## What you should do
In the records below, pick out all lines containing the word "Number".
============================================================
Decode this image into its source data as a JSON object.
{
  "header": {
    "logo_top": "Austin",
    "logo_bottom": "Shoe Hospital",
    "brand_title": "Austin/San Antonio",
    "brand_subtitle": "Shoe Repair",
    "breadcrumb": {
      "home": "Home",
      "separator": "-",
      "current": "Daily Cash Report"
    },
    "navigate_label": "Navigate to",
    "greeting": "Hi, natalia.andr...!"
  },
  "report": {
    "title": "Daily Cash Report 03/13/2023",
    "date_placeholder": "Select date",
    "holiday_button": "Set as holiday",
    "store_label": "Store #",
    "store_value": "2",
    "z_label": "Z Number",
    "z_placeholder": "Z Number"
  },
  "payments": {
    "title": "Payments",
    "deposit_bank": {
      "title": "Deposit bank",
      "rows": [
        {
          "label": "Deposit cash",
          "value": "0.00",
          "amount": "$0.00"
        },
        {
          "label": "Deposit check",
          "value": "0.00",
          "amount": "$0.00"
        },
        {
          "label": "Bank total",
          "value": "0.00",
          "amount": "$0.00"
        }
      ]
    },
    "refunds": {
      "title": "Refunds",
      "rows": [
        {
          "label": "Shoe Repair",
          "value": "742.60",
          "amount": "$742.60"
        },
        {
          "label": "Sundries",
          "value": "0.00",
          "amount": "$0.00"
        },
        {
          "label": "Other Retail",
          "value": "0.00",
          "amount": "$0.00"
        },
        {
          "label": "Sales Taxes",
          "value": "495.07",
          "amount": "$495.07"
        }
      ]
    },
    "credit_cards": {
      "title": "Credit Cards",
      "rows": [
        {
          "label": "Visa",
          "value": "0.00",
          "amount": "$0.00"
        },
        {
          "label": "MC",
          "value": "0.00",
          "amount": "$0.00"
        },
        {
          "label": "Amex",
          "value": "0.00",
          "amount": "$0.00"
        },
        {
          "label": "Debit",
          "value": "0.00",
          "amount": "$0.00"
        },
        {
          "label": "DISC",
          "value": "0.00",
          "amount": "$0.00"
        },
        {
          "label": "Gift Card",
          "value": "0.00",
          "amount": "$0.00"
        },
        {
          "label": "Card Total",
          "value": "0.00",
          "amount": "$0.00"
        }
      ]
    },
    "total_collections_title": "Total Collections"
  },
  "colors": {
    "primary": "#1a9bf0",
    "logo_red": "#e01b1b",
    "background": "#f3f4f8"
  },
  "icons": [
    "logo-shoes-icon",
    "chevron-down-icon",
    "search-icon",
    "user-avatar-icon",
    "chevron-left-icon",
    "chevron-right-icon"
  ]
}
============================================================
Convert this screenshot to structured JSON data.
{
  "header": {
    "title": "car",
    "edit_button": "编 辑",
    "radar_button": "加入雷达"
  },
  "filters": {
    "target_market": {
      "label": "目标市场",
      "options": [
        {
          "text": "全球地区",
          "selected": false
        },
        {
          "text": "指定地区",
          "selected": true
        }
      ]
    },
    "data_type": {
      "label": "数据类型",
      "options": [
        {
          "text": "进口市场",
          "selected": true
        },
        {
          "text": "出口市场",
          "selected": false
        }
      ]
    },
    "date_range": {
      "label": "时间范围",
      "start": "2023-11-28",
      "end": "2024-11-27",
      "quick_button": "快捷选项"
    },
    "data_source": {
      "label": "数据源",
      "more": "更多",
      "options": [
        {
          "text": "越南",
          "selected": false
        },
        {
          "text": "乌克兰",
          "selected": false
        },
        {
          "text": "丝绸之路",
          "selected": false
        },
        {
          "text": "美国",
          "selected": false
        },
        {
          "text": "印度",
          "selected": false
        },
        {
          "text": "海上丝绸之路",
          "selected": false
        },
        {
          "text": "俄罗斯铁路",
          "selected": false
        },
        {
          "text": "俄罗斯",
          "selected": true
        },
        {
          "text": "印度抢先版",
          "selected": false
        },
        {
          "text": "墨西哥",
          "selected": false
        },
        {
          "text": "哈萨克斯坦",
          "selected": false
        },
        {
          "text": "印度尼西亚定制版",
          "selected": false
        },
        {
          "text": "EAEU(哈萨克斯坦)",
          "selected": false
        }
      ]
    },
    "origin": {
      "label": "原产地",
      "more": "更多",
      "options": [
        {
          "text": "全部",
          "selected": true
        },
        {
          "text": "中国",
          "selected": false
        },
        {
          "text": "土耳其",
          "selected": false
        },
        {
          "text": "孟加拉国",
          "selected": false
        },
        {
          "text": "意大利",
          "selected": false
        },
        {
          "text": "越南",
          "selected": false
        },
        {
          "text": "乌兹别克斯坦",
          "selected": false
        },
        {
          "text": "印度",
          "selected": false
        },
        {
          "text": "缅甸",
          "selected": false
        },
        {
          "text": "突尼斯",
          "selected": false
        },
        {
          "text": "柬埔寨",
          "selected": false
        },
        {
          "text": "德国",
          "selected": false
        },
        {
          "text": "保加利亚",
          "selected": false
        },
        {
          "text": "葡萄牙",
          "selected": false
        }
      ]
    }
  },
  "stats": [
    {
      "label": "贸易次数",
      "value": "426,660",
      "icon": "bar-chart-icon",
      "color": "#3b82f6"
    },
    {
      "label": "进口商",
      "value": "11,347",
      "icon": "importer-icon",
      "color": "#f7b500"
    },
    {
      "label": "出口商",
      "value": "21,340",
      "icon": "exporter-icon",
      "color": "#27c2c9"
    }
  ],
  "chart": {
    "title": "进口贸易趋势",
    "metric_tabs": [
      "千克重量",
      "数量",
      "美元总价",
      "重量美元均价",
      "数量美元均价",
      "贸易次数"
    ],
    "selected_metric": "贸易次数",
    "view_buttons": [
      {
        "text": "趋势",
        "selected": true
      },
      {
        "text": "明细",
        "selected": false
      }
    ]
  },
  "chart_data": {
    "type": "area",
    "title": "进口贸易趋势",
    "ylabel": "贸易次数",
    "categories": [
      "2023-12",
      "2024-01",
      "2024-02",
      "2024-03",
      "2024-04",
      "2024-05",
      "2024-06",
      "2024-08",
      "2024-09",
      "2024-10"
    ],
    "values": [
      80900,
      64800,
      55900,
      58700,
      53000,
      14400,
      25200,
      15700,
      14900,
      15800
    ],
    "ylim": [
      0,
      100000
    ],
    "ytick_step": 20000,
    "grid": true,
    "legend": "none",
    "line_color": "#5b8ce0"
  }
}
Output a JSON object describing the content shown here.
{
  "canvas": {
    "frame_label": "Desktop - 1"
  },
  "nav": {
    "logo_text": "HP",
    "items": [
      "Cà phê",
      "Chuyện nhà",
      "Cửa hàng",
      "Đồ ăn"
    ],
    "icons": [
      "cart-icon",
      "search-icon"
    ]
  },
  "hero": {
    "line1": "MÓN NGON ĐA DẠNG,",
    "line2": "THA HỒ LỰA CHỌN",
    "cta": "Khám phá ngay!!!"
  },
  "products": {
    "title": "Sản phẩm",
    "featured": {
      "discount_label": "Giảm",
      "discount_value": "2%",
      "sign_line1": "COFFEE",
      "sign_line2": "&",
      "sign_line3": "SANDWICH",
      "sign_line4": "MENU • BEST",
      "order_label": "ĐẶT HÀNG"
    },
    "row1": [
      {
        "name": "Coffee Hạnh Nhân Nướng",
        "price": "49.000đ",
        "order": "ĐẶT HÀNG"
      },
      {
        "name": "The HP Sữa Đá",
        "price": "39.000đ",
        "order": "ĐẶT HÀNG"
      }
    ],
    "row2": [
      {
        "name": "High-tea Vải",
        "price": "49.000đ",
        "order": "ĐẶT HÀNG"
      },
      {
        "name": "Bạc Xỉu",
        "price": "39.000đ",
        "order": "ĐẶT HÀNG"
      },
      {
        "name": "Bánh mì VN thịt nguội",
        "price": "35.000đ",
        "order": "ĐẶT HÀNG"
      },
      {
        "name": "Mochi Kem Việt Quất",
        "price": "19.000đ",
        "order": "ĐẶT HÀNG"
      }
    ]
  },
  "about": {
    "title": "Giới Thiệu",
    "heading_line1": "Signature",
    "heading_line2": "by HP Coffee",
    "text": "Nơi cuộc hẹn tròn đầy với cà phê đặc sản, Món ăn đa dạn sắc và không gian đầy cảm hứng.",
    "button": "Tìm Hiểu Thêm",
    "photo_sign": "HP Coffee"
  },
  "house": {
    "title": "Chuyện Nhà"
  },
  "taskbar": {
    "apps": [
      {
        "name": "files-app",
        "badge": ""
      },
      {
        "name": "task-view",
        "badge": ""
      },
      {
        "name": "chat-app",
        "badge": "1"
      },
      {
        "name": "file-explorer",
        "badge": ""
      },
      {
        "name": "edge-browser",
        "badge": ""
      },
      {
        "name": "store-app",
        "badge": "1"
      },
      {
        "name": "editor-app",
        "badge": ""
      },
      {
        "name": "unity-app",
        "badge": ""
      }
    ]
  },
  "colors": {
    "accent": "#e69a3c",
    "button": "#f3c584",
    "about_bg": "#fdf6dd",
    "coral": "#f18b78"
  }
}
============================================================
## Solved problem
    "z_label": "Z Number",
    "z_placeholder": "Z Number"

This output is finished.